SOFTENING WATER FOR LOCOMOTIVES.
The Pittsburgh, Pa., Post describes a process of softening water especially for use in locomotives as follows:

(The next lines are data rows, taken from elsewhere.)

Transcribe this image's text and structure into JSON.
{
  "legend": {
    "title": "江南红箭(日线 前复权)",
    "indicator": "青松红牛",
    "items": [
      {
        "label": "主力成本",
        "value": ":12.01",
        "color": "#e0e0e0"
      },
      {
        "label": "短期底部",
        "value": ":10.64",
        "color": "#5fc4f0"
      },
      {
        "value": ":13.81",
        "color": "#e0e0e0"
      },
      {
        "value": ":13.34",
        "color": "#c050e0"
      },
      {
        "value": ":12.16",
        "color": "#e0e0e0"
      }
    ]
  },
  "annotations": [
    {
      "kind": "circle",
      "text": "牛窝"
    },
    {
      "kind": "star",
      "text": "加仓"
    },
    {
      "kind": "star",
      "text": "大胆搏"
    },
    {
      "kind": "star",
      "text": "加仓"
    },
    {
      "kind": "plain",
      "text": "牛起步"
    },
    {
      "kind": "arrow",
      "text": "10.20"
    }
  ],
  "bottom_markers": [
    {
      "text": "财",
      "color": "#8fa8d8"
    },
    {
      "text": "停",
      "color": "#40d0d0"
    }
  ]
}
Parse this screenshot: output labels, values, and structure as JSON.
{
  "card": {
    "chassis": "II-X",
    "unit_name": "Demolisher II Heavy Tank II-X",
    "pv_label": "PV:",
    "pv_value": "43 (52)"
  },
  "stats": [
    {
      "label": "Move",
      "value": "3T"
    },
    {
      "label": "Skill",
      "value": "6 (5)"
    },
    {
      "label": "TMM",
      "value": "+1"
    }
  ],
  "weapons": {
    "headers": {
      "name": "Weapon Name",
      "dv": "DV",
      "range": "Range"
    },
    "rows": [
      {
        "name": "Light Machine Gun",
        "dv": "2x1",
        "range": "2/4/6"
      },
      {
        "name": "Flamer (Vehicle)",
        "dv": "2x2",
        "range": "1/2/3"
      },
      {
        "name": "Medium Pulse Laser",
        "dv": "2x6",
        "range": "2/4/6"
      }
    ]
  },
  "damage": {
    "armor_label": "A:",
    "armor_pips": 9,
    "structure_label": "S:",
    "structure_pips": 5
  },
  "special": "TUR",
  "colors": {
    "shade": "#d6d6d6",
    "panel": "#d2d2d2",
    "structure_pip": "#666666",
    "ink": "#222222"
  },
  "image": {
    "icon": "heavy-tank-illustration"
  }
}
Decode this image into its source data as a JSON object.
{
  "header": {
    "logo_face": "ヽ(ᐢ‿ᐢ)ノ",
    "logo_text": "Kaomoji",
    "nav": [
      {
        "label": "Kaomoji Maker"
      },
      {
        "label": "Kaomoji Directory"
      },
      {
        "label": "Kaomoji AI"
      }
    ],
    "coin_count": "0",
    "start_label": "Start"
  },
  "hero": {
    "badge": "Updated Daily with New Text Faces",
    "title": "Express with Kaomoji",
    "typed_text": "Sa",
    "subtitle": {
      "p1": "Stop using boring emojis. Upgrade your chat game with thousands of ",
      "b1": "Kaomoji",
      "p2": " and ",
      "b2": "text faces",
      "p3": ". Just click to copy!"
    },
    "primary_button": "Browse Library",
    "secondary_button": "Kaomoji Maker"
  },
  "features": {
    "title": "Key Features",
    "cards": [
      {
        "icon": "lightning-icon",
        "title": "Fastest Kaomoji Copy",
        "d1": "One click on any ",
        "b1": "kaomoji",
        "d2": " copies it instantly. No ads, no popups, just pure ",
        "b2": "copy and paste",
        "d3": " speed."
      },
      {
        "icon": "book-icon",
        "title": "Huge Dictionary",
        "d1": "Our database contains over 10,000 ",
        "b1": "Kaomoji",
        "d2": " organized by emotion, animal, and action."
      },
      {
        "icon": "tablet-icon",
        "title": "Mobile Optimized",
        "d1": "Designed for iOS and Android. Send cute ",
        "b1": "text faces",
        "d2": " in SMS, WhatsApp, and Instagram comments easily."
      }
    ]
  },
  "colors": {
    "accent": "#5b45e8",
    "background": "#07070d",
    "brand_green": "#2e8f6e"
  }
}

Plans have been prepared by the Pittsburgh Filter Manufacturing company for a continuous flow watersoftening plant, with especial reference to railroad needs, embodying distinctly radical departures from hitherto accepted methods, as well as including features that will readily appeal to those familiar with the underlying principles governing the designing and operation of water-softening plants. Aside from the various types of construction, there are two essentially different kinds of water-softening plants— continuous and intermittent. Each kind has its good points, and the engineering officials of the various railroads are not a unit regarding the merits of the two kinds. Other things being equal, the continuous flow type meets with the most favor. There seems to be little doubt, however, but that the intermittent type is the better, because more time is allowed for precipitation. With the style of plant just designed some novel features are incorporated. In a general way the process is this: Raw water from the city mains or from any source is admitted through a water motor, feeding through a six-inch pipe, to the precipitation tank, thirty feet high. Connected with the water motor are two rakes, one operating in a lime reservoir, the other, in a soda receptacle. As the water enters the precipitation tank, but before being discharged into it, the fluid is carried through a twelve-inch pipe, in which are placed a given number of baffle plates. Meanwhile the motor has forced the requisite amount of lime water or scda water into the twelve-inch pipe, where. the aid of the baffle plates, the water and the purifying agents are thoroughly mixed. After the water is thoroughly mixed, it enters the open space in the precipitation tank, passes out through the fillers, and enters the roadside tub. Experts who have examined the new design unhesitatingly say that it far surpasses the older types of continuous flow plants. Under average conditions a plant, with a daily capacity of 300,000 gallons, would cost approximately $5,000.